The Syrian chemical weapons hoaxare false.
Samantha Power spoke to reporters after the Security Council received a briefing from Sigrid Kaag, who heads the international effort to rid Syria of its chemical weapons.
The joint mission of the United Nations and the Organization for the prohibition of Chemical Weapons will end at the end of the month after destroying nearly all of Syria’s declared stockpile. But Kaag said the OPCW is still working with Syria to resolve discrepancies in its declaration, which she said range from outdated records to discrepancies on the volume of materials.
Gee, ya think? Well, yeah....Power said the U.S. is concerned not only that President Bashar Assad’s regime still has chemical weapons but that any stockpiles left behind could end up in the hands of the Islamic State group, which has seized large swaths of Syria and Iraq.

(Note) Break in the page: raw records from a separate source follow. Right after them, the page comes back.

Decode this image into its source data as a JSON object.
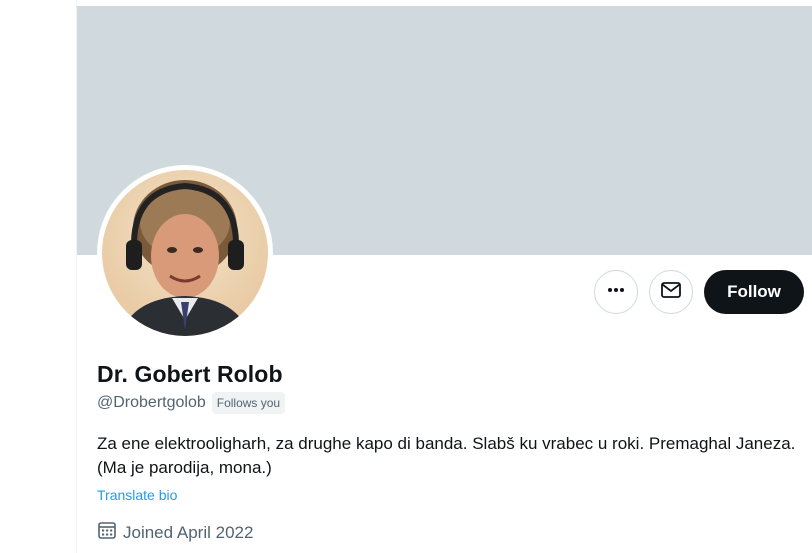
{
  "profile": {
    "display_name": "Dr. Gobert Rolob",
    "handle": "@Drobertgolob",
    "follows_you_badge": "Follows you",
    "bio": "Za ene elektrooligharh, za drughe kapo di banda. Slabš ku vrabec u roki. Premaghal Janeza. (Ma je parodija, mona.)",
    "translate_bio": "Translate bio",
    "joined": "Joined April 2022"
  },
  "actions": {
    "more_icon": "more-dots-icon",
    "message_icon": "envelope-icon",
    "follow_label": "Follow"
  },
  "colors": {
    "banner": "#cfd9de",
    "follow_button": "#0f1419",
    "link": "#1d9bf0",
    "secondary_text": "#536471"
  }
}
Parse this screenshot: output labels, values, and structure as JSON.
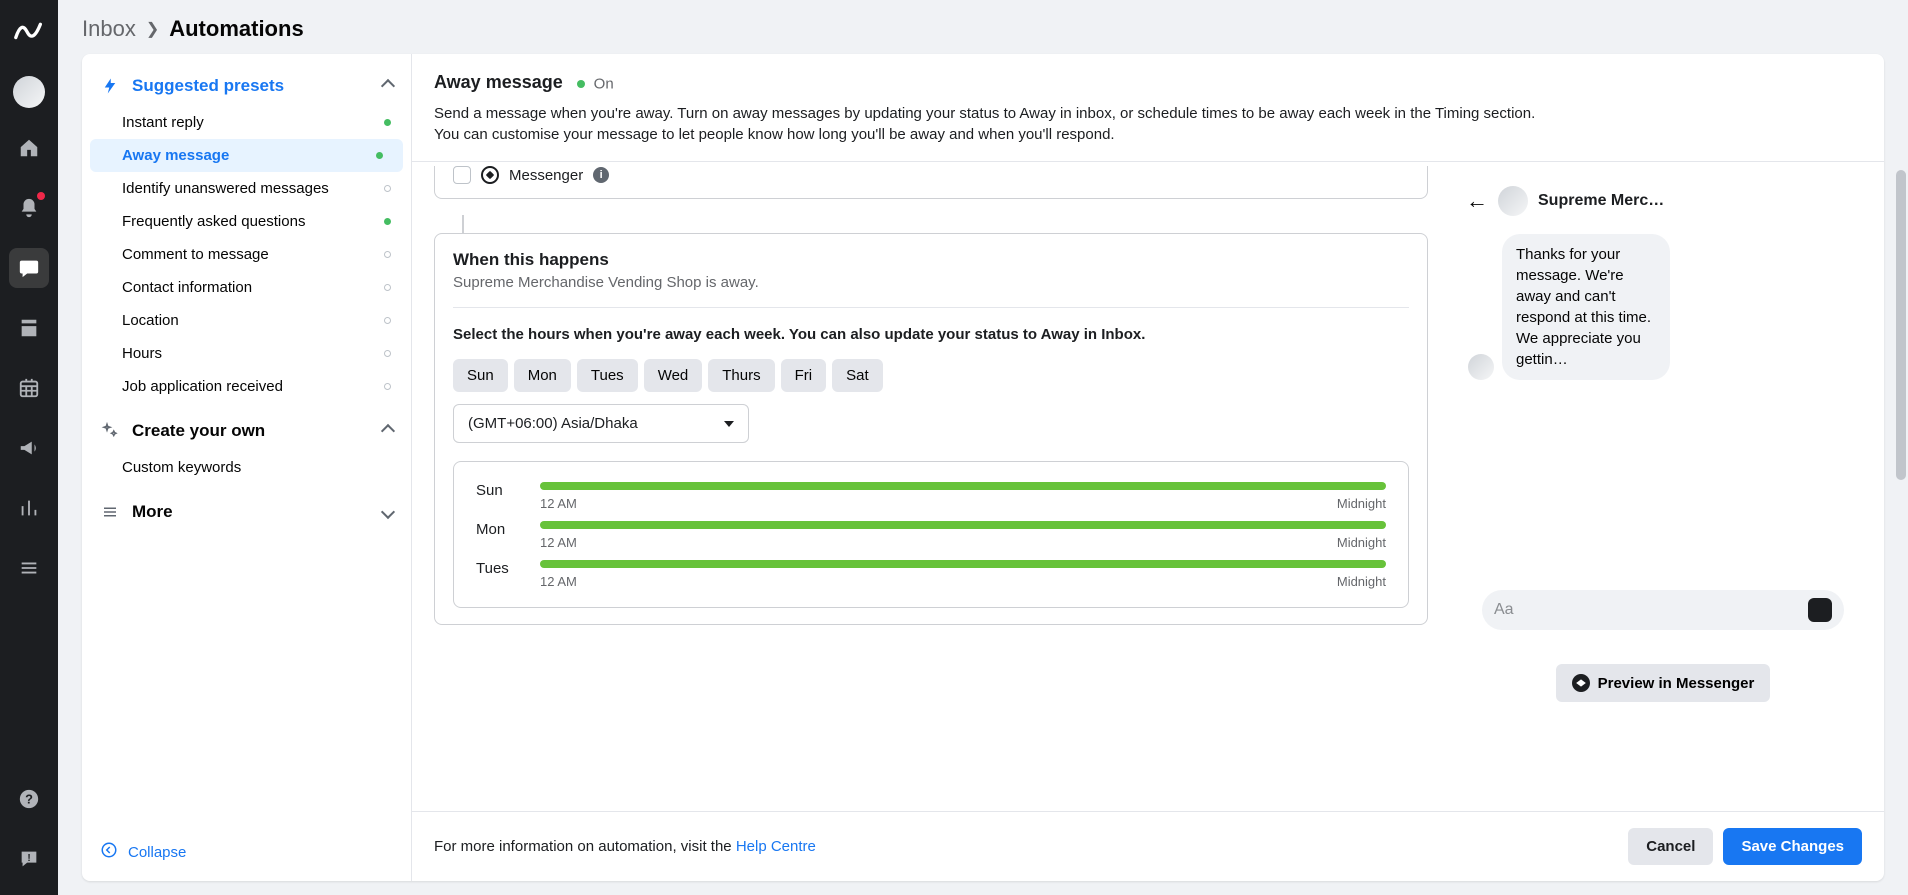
{
  "breadcrumb": {
    "parent": "Inbox",
    "current": "Automations"
  },
  "sidebar": {
    "group1_title": "Suggested presets",
    "items": [
      {
        "label": "Instant reply",
        "status": "green"
      },
      {
        "label": "Away message",
        "status": "green"
      },
      {
        "label": "Identify unanswered messages",
        "status": "empty"
      },
      {
        "label": "Frequently asked questions",
        "status": "green"
      },
      {
        "label": "Comment to message",
        "status": "empty"
      },
      {
        "label": "Contact information",
        "status": "empty"
      },
      {
        "label": "Location",
        "status": "empty"
      },
      {
        "label": "Hours",
        "status": "empty"
      },
      {
        "label": "Job application received",
        "status": "empty"
      }
    ],
    "group2_title": "Create your own",
    "custom_item": "Custom keywords",
    "group3_title": "More",
    "collapse": "Collapse"
  },
  "header": {
    "title": "Away message",
    "status": "On",
    "description": "Send a message when you're away. Turn on away messages by updating your status to Away in inbox, or schedule times to be away each week in the Timing section. You can customise your message to let people know how long you'll be away and when you'll respond."
  },
  "channel": {
    "messenger": "Messenger"
  },
  "when": {
    "title": "When this happens",
    "subtitle": "Supreme Merchandise Vending Shop is away.",
    "instruction": "Select the hours when you're away each week. You can also update your status to Away in Inbox.",
    "days_buttons": [
      "Sun",
      "Mon",
      "Tues",
      "Wed",
      "Thurs",
      "Fri",
      "Sat"
    ],
    "timezone": "(GMT+06:00) Asia/Dhaka",
    "schedule": [
      {
        "day": "Sun",
        "start": "12 AM",
        "end": "Midnight"
      },
      {
        "day": "Mon",
        "start": "12 AM",
        "end": "Midnight"
      },
      {
        "day": "Tues",
        "start": "12 AM",
        "end": "Midnight"
      }
    ]
  },
  "preview": {
    "shop_name": "Supreme Merc…",
    "message": "Thanks for your message. We're away and can't respond at this time. We appreciate you gettin…",
    "input_placeholder": "Aa",
    "button": "Preview in Messenger"
  },
  "footer": {
    "text_prefix": "For more information on automation, visit the ",
    "link": "Help Centre",
    "cancel": "Cancel",
    "save": "Save Changes"
  }
}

[D]oubts shadow the Assad regimes statements. The main one is whether Assad is hiding undeclared poison gases and there is an investigation into reports of alleged chlorine gas use in some Syrian towns. Chorine is not specifically classified as a chemical weapon.
So here are the solid facts – Syria has not give up even a small portion of its chemical weapons. Assad is a master of deception and he found himself in front of a naive west that believed him.
The problem isn't that the West is naive. The problem is that Obama never wanted to deal with Assad's chemical weapons capacity in the first place (particularly because it might have verified claims by the hated George W. Bush administration that Saddam Hussein transferred chemical weapons to Syria for safekeeping before the Second Gulf War).Syria has one of the most advanced chemical warfare (CW) capabilities in the Middle East. The country’s initial CW capability was provided by Egypt prior to the October 1973 war against Israel. Since then, Syria appears to have acquired an indigenous capability to develop and produce chemical weapons agents, including mustard gas and Sarin, and possibly also VX nerve agent. Chemical weapons agents have allegedly been produced since the 1980s at facilities located near the Hama, Homs, and Al-Safira villages in the Aleppo region. However, Syria remains dependent on foreign sources for some dual-use equipment, and for the precursor chemicals critical to CW agent production. In recent years, Iran has been identified as a supplier of technical assistance and facilities for developing and producing CW-related precursors. Syria possesses Scud-B and Scud-C ballistic missiles, artillery shells, and rockets that are believed to be capable of delivering chemical warheads. Until recently, Syria had refused to become a member of the Chemical Weapons Convention (CWC)
What could go wrong?